The Corps’ opinion today is that the level of water in Grand Lake is one of many factors that can affect floods upstream of the project, Parrish said.
“Backwater effects above Pensacola Dam result from several complex factors, including (but not limited to) inflow volume and peak magnitude, interaction of inflow from the Spring and Neosho Rivers, the BNSF rail embankment that bisects the upper reservoir pool, and the initial reservoir stage,” Parrish said in an email.
Miller, the FERC spokesperson, declined to comment on whether the agency had knowledge of potential flooding issues because of the dam, given that GRDA's initial license application is pending.
The Inhofe factor
The hydropower licensing process at FERC is notoriously complex, often taking more than seven years from start to finish, according to industry estimates. And the issues facing the Pensacola Dam are particularly layered, given the presence of the Tar Creek Superfund site, allegations of unauthorized flooding and the potential impacts on tribal lands.
And then there's the Inhofe amendment — yet another element that FERC must contend with as it considers the Pensacola Dam's future.
In 2019, Inhofe authored an amendment in the National Defense Authorization Act, a must-pass appropriations bill for the Department of Defense.
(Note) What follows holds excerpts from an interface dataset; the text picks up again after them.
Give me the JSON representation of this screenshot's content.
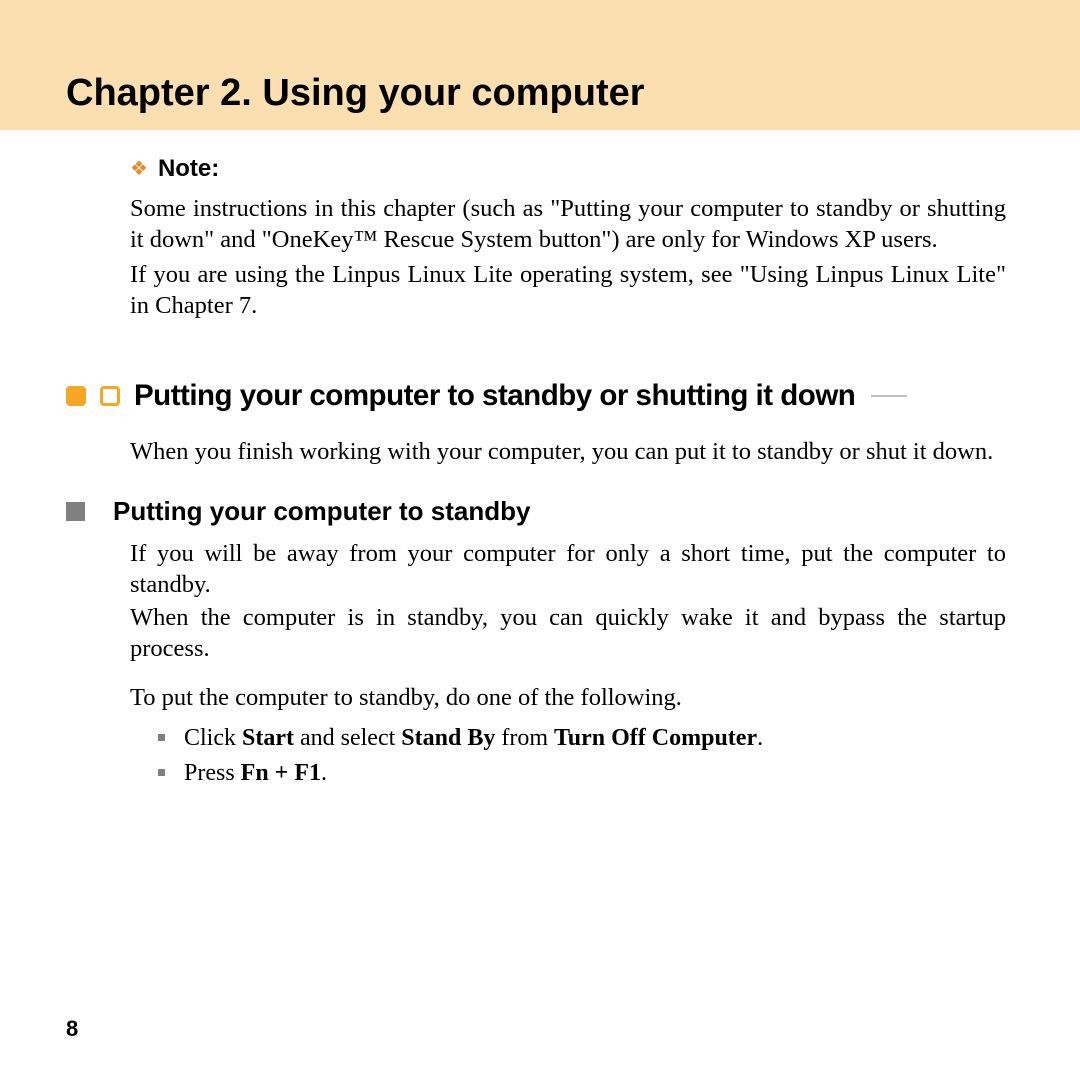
{
  "chapter": {
    "title": "Chapter 2. Using your computer"
  },
  "note": {
    "label": "Note:",
    "para1": "Some instructions in this chapter (such as \"Putting your computer to standby or shutting it down\" and \"OneKey™ Rescue System button\") are only for Windows XP users.",
    "para2": "If you are using the Linpus Linux Lite operating system, see \"Using Linpus Linux Lite\" in Chapter 7."
  },
  "section": {
    "title": "Putting your computer to standby or shutting it down",
    "intro": "When you finish working with your computer, you can put it to standby or shut it down."
  },
  "subsection": {
    "title": "Putting your computer to standby",
    "para1": "If you will be away from your computer for only a short time, put the computer to standby.",
    "para2": "When the computer is in standby, you can quickly wake it and bypass the startup process.",
    "para3": "To put the computer to standby, do one of the following.",
    "bullets": {
      "b1_pre": "Click ",
      "b1_bold1": "Start",
      "b1_mid1": " and select ",
      "b1_bold2": "Stand By",
      "b1_mid2": " from ",
      "b1_bold3": "Turn Off Computer",
      "b1_post": ".",
      "b2_pre": "Press ",
      "b2_bold": "Fn + F1",
      "b2_post": "."
    }
  },
  "page_number": "8"
}
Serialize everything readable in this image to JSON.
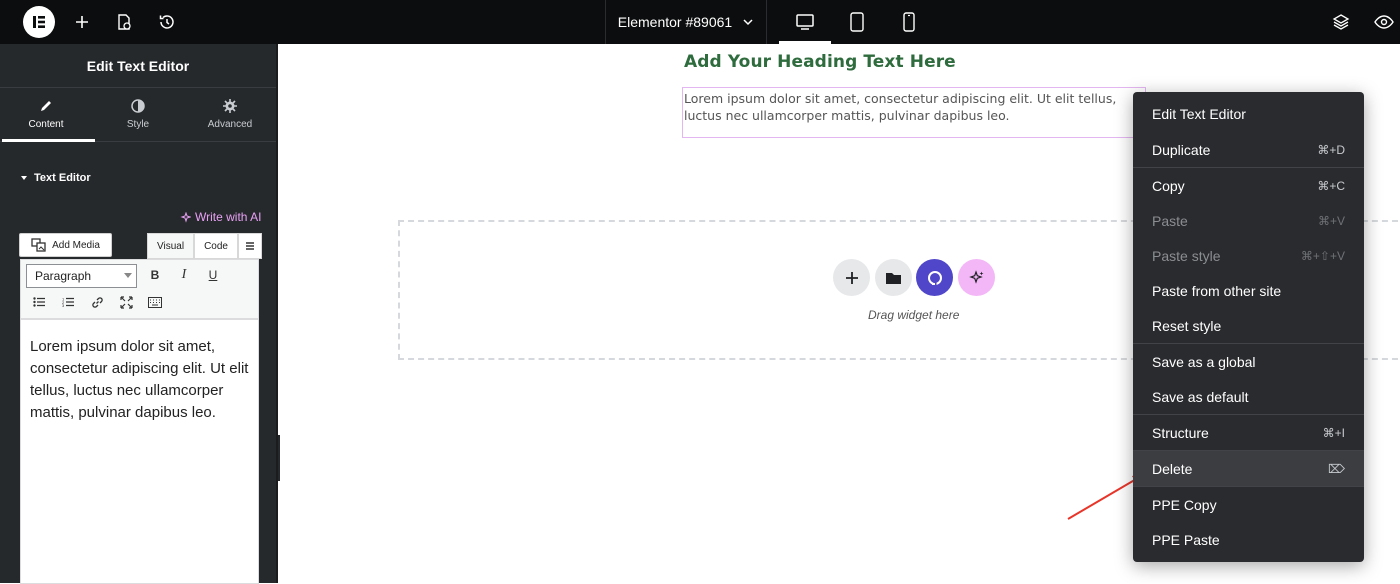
{
  "topbar": {
    "document_title": "Elementor #89061"
  },
  "panel": {
    "title": "Edit Text Editor",
    "tabs": [
      {
        "label": "Content",
        "icon": "pencil-icon"
      },
      {
        "label": "Style",
        "icon": "half-circle-icon"
      },
      {
        "label": "Advanced",
        "icon": "gear-icon"
      }
    ],
    "section_title": "Text Editor",
    "ai_link": "Write with AI",
    "add_media": "Add Media",
    "modes": [
      "Visual",
      "Code"
    ],
    "format_select": "Paragraph",
    "editor_text": "Lorem ipsum dolor sit amet, consectetur adipiscing elit. Ut elit tellus, luctus nec ullamcorper mattis, pulvinar dapibus leo."
  },
  "canvas": {
    "heading": "Add Your Heading Text Here",
    "paragraph": "Lorem ipsum dolor sit amet, consectetur adipiscing elit. Ut elit tellus, luctus nec ullamcorper mattis, pulvinar dapibus leo.",
    "drop_hint": "Drag widget here"
  },
  "context_menu": {
    "items": [
      {
        "label": "Edit Text Editor",
        "shortcut": ""
      },
      {
        "label": "Duplicate",
        "shortcut": "⌘+D"
      },
      {
        "label": "Copy",
        "shortcut": "⌘+C"
      },
      {
        "label": "Paste",
        "shortcut": "⌘+V"
      },
      {
        "label": "Paste style",
        "shortcut": "⌘+⇧+V"
      },
      {
        "label": "Paste from other site",
        "shortcut": ""
      },
      {
        "label": "Reset style",
        "shortcut": ""
      },
      {
        "label": "Save as a global",
        "shortcut": ""
      },
      {
        "label": "Save as default",
        "shortcut": ""
      },
      {
        "label": "Structure",
        "shortcut": "⌘+I"
      },
      {
        "label": "Delete",
        "shortcut": "⌦"
      },
      {
        "label": "PPE Copy",
        "shortcut": ""
      },
      {
        "label": "PPE Paste",
        "shortcut": ""
      }
    ]
  },
  "colors": {
    "topbar": "#0c0d0e",
    "panel": "#26292c",
    "heading": "#2e6b3d",
    "ai_accent": "#e9a1f5",
    "menu_bg": "#2a2b2e",
    "arrow": "#e8352a"
  }
}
Once the act became law, it established an unprecedented set of rules for the Pensacola Dam.
The amendment states that FERC cannot include any requirements relating to water elevations at Grand Lake as part of a license for the Pensacola Dam. It also asserts that FERC cannot extend its licensing jurisdiction to “any land or water” outside the existing project boundary. Any attempts by FERC to change the project boundary would also need the express consent of GRDA, according to the law.
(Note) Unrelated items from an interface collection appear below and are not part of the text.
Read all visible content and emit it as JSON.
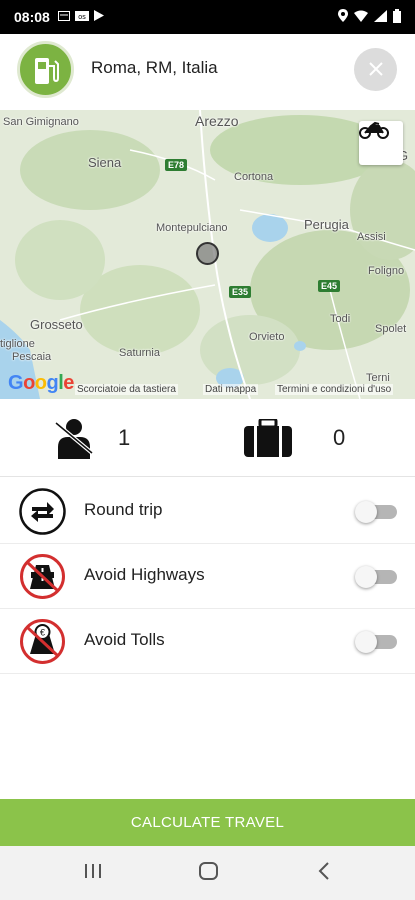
{
  "status_bar": {
    "time": "08:08",
    "left_icons": [
      "message-icon",
      "outlook-icon",
      "play-store-icon"
    ],
    "right_icons": [
      "location-icon",
      "wifi-icon",
      "signal-icon",
      "battery-icon"
    ]
  },
  "header": {
    "location": "Roma, RM, Italia",
    "logo_icon": "fuel-pump-icon",
    "clear_icon": "close-icon"
  },
  "map": {
    "labels": {
      "arezzo": "Arezzo",
      "san_gimignano": "San Gimignano",
      "siena": "Siena",
      "cortona": "Cortona",
      "montepulciano": "Montepulciano",
      "perugia": "Perugia",
      "assisi": "Assisi",
      "foligno": "Foligno",
      "grosseto": "Grosseto",
      "todi": "Todi",
      "spoleto": "Spolet",
      "orvieto": "Orvieto",
      "saturnia": "Saturnia",
      "tiglione": "tiglione",
      "pescaia": "Pescaia",
      "terni": "Terni",
      "g": "G"
    },
    "roads": {
      "e78": "E78",
      "e35": "E35",
      "e45": "E45"
    },
    "google": "Google",
    "footer": {
      "shortcuts": "Scorciatoie da tastiera",
      "map_data": "Dati mappa",
      "terms": "Termini e condizioni d'uso"
    },
    "vehicle_icon": "motorcycle-icon"
  },
  "counts": {
    "passengers": "1",
    "luggage": "0"
  },
  "options": [
    {
      "label": "Round trip",
      "icon": "round-trip-icon",
      "on": false
    },
    {
      "label": "Avoid Highways",
      "icon": "no-highway-icon",
      "on": false
    },
    {
      "label": "Avoid Tolls",
      "icon": "no-toll-icon",
      "on": false
    }
  ],
  "calculate_button": "CALCULATE TRAVEL",
  "colors": {
    "accent": "#8bc34a",
    "logo": "#7cb342",
    "forbidden": "#d32f2f"
  }
}
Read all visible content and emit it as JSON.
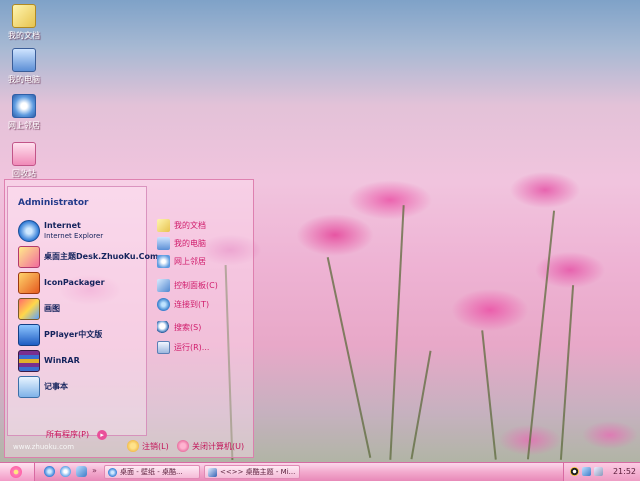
{
  "desktop": {
    "icons": [
      {
        "label": "我的文档",
        "icon": "my-documents-icon"
      },
      {
        "label": "我的电脑",
        "icon": "my-computer-icon"
      },
      {
        "label": "网上邻居",
        "icon": "network-places-icon"
      },
      {
        "label": "回收站",
        "icon": "recycle-bin-icon"
      }
    ]
  },
  "start_menu": {
    "user_name": "Administrator",
    "programs": [
      {
        "name": "Internet",
        "subtitle": "Internet Explorer",
        "icon": "internet-explorer-icon"
      },
      {
        "name": "桌面主题Desk.ZhuoKu.Com",
        "subtitle": "",
        "icon": "desktop-theme-icon"
      },
      {
        "name": "IconPackager",
        "subtitle": "",
        "icon": "iconpackager-icon"
      },
      {
        "name": "画图",
        "subtitle": "",
        "icon": "paint-icon"
      },
      {
        "name": "PPlayer中文版",
        "subtitle": "",
        "icon": "media-player-icon"
      },
      {
        "name": "WinRAR",
        "subtitle": "",
        "icon": "winrar-icon"
      },
      {
        "name": "记事本",
        "subtitle": "",
        "icon": "notepad-icon"
      }
    ],
    "all_programs": "所有程序(P)",
    "places": [
      {
        "label": "我的文档",
        "icon": "my-documents-icon"
      },
      {
        "label": "我的电脑",
        "icon": "my-computer-icon"
      },
      {
        "label": "网上邻居",
        "icon": "network-places-icon"
      },
      {
        "label": "控制面板(C)",
        "icon": "control-panel-icon"
      },
      {
        "label": "连接到(T)",
        "icon": "connect-to-icon"
      },
      {
        "label": "搜索(S)",
        "icon": "search-icon"
      },
      {
        "label": "运行(R)...",
        "icon": "run-icon"
      }
    ],
    "site_text": "www.zhuoku.com",
    "logoff": "注销(L)",
    "shutdown": "关闭计算机(U)"
  },
  "taskbar": {
    "tasks": [
      {
        "label": "桌面 - 壁纸 - 桌酷...",
        "icon": "ie-task-icon"
      },
      {
        "label": "<<>> 桌酷主题 - Mi...",
        "icon": "word-task-icon"
      }
    ],
    "clock": "21:52"
  },
  "colors": {
    "taskbar_pink": "#f3aacd",
    "menu_link": "#d01c6b",
    "program_text": "#14235c"
  }
}
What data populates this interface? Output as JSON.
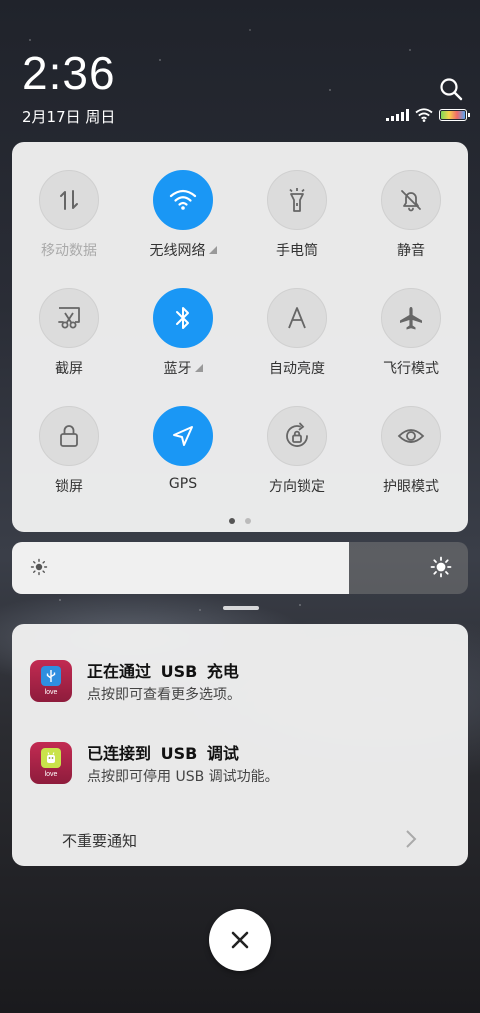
{
  "status_bar": {
    "time": "2:36",
    "date": "2月17日 周日",
    "battery_level": 1.0
  },
  "quick_settings": {
    "tiles": [
      {
        "label": "移动数据",
        "icon": "mobile-data-icon",
        "active": false,
        "dim": true
      },
      {
        "label": "无线网络",
        "icon": "wifi-icon",
        "active": true,
        "expand": true
      },
      {
        "label": "手电筒",
        "icon": "flashlight-icon",
        "active": false
      },
      {
        "label": "静音",
        "icon": "mute-bell-icon",
        "active": false
      },
      {
        "label": "截屏",
        "icon": "screenshot-icon",
        "active": false
      },
      {
        "label": "蓝牙",
        "icon": "bluetooth-icon",
        "active": true,
        "expand": true
      },
      {
        "label": "自动亮度",
        "icon": "auto-brightness-icon",
        "active": false
      },
      {
        "label": "飞行模式",
        "icon": "airplane-icon",
        "active": false
      },
      {
        "label": "锁屏",
        "icon": "lock-icon",
        "active": false
      },
      {
        "label": "GPS",
        "icon": "gps-icon",
        "active": true
      },
      {
        "label": "方向锁定",
        "icon": "rotation-lock-icon",
        "active": false
      },
      {
        "label": "护眼模式",
        "icon": "eye-icon",
        "active": false
      }
    ],
    "page_count": 2,
    "current_page": 1
  },
  "brightness": {
    "level": 0.74
  },
  "notifications": [
    {
      "title": "正在通过 USB 充电",
      "body": "点按即可查看更多选项。",
      "icon": "usb-icon"
    },
    {
      "title": "已连接到 USB 调试",
      "body": "点按即可停用 USB 调试功能。",
      "icon": "android-icon"
    }
  ],
  "unimportant_label": "不重要通知",
  "colors": {
    "accent": "#1a97f5",
    "tile_off": "#dcdcdc",
    "panel": "#f0f0f0"
  }
}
Attempts to reach Inhofe about the amendment through former Congressional staff were unsuccessful. In 2019, prior to his retirement last year, he told The New York Times that the amendment would streamline oversight of the dam and “was just good policy.”
Property records for Mayes County, Okla., show that a real estate company registered in Inhofe’s wife’s name owns more than $1 million worth of lakeside property along Grand Lake.
"There was a reason Inhofe passed that amendment," said Glick, the former Democratic FERC chair. "I think he was concerned that FERC was going to get more involved."
What exactly the Inhofe amendment means for the commission is disputed. In its draft application for a new license, GRDA asserted that the amendment “resolves a long-standing dispute” with the city of Miami, forbidding “any unilateral expansion of the Project to encompass any new lands.”
But the D.C. Circuit said in its 2022 ruling that FERC still needed to interpret the amendment. The court also questioned whether the language of the amendment could conflict with the Federal Power Act, which states that changes made by Congress pertaining to that act shall not “affect any license” already issued.
“It is unclear to us whether the amendment strips FERC of authority to enforce the existing license or that FERC’s authority to impose new conditions on future licenses is limited,” the D.C. Circuit decision said.
FERC has yet to interpret the meaning of the amendment as directed by the court. The commission is not obligated to respond to the ruling within a specific time frame.
Meanwhile, GRDA's existing license for its dam expires in 2025.
In the Miami area, those impacted by flooding are holding out hope that FERC, despite the imbroglio of the Inhofe amendment, will consider GRDA's potential liability for floods, including whether the utility needs to purchase additional easements.
Easements could effectively compensate residents, businesses and tribes, giving some the support they say they need to move to higher ground.
“We’re not wanting to shut down the dam or the lake or run GRDA out of business,” said Parker, the mayor of Miami. “We want fair treatment for all involved.”
Reporter Mike Soraghan contributed to this report.